=== WORK INSTRUCTIONS ===
Go line by line through the data and copy those with the word "icon".

=== PROVIDED RECORDS ===
************
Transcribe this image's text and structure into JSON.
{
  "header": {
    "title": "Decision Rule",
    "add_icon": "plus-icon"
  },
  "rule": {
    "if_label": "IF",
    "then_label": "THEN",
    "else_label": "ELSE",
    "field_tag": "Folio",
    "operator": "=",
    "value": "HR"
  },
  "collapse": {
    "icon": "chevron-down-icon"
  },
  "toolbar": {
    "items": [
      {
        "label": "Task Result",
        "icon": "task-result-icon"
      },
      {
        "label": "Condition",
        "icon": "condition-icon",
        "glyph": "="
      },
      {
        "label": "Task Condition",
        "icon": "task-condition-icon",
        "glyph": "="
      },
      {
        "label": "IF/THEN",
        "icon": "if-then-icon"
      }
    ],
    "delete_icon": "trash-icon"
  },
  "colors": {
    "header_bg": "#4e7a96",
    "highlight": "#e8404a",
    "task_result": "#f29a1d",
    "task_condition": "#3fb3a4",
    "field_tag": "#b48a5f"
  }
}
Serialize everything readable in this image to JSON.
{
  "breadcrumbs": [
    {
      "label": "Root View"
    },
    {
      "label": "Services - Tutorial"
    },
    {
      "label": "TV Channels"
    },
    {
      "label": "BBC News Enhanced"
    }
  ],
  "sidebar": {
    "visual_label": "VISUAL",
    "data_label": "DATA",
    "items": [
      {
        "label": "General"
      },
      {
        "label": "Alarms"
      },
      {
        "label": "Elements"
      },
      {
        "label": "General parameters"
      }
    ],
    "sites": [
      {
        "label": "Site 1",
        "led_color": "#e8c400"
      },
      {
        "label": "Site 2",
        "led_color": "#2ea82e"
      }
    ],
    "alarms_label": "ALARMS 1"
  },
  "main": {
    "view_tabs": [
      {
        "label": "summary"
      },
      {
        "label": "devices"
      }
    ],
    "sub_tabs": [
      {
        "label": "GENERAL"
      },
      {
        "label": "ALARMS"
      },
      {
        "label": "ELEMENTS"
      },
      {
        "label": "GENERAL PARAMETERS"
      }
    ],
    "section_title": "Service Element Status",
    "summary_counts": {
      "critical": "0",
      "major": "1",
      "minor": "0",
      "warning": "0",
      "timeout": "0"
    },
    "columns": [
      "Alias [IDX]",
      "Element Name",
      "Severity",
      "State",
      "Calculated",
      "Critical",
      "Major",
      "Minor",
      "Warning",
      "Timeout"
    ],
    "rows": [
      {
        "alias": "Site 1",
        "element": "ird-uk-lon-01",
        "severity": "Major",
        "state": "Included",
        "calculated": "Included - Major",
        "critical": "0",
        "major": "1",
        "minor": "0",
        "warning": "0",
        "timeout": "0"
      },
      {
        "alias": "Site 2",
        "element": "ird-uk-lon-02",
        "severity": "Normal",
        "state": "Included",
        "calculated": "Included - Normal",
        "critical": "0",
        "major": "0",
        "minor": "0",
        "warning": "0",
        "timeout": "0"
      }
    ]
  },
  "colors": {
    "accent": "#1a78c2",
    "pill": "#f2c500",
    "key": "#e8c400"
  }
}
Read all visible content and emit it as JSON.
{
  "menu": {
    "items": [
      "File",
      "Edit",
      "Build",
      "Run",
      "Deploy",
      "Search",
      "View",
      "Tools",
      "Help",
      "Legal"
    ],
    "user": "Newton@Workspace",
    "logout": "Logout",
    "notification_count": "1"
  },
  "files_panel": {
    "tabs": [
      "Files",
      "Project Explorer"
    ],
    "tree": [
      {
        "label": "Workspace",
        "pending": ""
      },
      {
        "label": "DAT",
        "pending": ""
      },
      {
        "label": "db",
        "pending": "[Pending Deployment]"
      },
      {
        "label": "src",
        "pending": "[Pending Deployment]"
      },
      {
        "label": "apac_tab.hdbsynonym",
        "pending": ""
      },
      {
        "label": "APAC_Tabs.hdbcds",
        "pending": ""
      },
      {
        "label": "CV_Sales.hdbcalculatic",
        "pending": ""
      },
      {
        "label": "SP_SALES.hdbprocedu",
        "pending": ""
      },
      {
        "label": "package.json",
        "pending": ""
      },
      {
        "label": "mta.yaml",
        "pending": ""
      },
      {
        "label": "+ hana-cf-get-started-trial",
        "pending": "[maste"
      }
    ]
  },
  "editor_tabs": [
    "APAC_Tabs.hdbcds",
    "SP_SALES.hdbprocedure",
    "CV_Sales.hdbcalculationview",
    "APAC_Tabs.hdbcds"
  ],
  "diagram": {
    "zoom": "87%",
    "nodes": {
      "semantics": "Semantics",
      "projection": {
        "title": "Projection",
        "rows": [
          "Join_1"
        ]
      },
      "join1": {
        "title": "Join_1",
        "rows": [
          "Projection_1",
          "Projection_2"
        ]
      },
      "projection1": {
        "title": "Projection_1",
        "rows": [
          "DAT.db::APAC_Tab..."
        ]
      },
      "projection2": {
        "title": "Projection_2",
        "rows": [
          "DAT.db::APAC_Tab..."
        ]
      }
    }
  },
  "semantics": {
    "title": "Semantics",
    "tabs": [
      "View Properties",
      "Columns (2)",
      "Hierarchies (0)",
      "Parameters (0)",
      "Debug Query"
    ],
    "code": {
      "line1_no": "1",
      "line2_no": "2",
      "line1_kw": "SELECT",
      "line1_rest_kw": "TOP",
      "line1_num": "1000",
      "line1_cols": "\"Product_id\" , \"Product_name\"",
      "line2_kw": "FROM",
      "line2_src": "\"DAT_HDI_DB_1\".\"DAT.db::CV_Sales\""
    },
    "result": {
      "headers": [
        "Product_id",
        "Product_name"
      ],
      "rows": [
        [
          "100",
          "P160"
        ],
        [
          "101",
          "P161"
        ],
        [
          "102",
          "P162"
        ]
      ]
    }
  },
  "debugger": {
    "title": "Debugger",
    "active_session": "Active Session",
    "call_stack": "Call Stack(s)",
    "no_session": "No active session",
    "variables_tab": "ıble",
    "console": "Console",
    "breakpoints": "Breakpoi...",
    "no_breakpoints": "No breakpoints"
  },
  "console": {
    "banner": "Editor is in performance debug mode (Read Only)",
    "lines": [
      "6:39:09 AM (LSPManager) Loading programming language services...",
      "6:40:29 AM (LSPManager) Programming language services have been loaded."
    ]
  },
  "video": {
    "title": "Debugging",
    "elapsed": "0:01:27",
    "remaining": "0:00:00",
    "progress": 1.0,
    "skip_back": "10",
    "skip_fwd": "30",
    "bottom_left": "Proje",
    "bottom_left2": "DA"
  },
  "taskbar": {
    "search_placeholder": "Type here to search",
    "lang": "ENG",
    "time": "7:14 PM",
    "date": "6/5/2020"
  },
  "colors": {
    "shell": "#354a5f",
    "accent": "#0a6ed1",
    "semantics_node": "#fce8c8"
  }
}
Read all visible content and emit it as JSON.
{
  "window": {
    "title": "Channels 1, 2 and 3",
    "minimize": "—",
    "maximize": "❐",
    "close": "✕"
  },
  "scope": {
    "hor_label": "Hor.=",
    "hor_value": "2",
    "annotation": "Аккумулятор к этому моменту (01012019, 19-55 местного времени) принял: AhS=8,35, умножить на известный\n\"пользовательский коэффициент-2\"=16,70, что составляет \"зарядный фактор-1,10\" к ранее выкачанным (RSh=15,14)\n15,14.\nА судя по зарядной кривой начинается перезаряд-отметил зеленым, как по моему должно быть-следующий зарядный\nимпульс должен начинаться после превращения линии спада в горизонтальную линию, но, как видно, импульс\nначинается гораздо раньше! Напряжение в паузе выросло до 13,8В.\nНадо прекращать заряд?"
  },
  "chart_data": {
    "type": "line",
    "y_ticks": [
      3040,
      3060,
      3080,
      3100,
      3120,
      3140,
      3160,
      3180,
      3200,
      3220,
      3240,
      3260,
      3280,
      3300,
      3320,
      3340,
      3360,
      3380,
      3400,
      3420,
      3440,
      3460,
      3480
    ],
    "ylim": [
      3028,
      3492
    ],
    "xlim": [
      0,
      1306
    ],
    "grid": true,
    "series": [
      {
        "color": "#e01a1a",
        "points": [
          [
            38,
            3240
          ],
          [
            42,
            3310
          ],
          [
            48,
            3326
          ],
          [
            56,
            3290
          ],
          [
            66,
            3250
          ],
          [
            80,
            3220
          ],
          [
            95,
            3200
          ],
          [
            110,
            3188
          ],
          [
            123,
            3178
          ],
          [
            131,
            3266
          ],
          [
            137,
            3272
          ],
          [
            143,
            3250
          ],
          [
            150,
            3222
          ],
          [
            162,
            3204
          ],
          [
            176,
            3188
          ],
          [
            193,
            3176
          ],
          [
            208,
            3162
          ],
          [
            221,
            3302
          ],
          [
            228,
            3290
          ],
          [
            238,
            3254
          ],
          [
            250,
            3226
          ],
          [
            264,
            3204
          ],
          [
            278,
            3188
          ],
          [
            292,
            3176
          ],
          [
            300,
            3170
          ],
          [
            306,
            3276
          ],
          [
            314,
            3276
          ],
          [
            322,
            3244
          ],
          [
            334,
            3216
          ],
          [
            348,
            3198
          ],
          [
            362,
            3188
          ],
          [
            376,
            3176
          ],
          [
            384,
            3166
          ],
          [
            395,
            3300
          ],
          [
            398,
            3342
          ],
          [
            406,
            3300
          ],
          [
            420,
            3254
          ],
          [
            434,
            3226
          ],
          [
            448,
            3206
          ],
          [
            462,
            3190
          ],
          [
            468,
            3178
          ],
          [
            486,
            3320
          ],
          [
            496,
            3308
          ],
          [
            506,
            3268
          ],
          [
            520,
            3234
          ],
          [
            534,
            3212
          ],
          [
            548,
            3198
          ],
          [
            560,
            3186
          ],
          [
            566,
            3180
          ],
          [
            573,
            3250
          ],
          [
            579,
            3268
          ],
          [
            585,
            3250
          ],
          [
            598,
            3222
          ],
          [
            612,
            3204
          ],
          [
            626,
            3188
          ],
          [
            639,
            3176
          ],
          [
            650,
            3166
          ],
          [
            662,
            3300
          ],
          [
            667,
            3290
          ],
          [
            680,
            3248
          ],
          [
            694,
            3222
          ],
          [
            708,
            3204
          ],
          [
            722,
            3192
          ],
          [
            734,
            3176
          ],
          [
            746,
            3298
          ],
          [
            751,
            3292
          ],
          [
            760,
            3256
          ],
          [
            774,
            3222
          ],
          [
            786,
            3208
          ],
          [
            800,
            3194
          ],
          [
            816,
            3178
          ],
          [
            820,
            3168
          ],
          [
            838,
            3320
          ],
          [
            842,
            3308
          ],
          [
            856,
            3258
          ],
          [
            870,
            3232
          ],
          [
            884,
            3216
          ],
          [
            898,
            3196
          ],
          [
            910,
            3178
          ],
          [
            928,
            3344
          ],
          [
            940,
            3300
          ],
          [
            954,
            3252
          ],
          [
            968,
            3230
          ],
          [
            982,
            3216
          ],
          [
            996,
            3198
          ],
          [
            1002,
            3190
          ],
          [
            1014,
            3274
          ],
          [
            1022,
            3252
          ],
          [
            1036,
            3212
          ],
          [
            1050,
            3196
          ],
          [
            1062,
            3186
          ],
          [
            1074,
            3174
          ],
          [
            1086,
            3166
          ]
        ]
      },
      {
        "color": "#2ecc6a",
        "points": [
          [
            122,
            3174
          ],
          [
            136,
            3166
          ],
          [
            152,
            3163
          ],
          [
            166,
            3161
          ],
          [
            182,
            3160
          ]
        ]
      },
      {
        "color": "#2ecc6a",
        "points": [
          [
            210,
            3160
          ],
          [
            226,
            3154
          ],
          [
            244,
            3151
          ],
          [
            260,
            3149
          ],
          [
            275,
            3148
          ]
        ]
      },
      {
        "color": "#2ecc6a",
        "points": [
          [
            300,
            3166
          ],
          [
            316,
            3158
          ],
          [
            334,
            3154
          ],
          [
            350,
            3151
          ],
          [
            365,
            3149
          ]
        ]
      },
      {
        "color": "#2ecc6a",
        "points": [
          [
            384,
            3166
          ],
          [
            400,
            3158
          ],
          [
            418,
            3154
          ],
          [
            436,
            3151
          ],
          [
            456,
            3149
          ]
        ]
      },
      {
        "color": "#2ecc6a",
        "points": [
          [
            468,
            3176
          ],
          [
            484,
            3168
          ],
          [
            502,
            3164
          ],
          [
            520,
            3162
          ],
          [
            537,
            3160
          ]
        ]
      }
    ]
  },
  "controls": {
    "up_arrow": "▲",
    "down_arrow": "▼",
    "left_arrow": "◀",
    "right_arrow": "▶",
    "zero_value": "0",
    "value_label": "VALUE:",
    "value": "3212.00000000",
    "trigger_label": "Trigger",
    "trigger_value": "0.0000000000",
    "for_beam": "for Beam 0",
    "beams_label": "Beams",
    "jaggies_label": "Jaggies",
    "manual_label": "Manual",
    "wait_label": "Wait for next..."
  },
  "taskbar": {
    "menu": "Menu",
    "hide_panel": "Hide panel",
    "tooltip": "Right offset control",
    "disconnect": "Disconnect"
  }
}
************
=== YOUR RESPONSE ===
    "add_icon": "plus-icon"
    "icon": "chevron-down-icon"
        "icon": "task-result-icon"
        "icon": "condition-icon",
        "icon": "task-condition-icon",
        "icon": "if-then-icon"
    "delete_icon": "trash-icon"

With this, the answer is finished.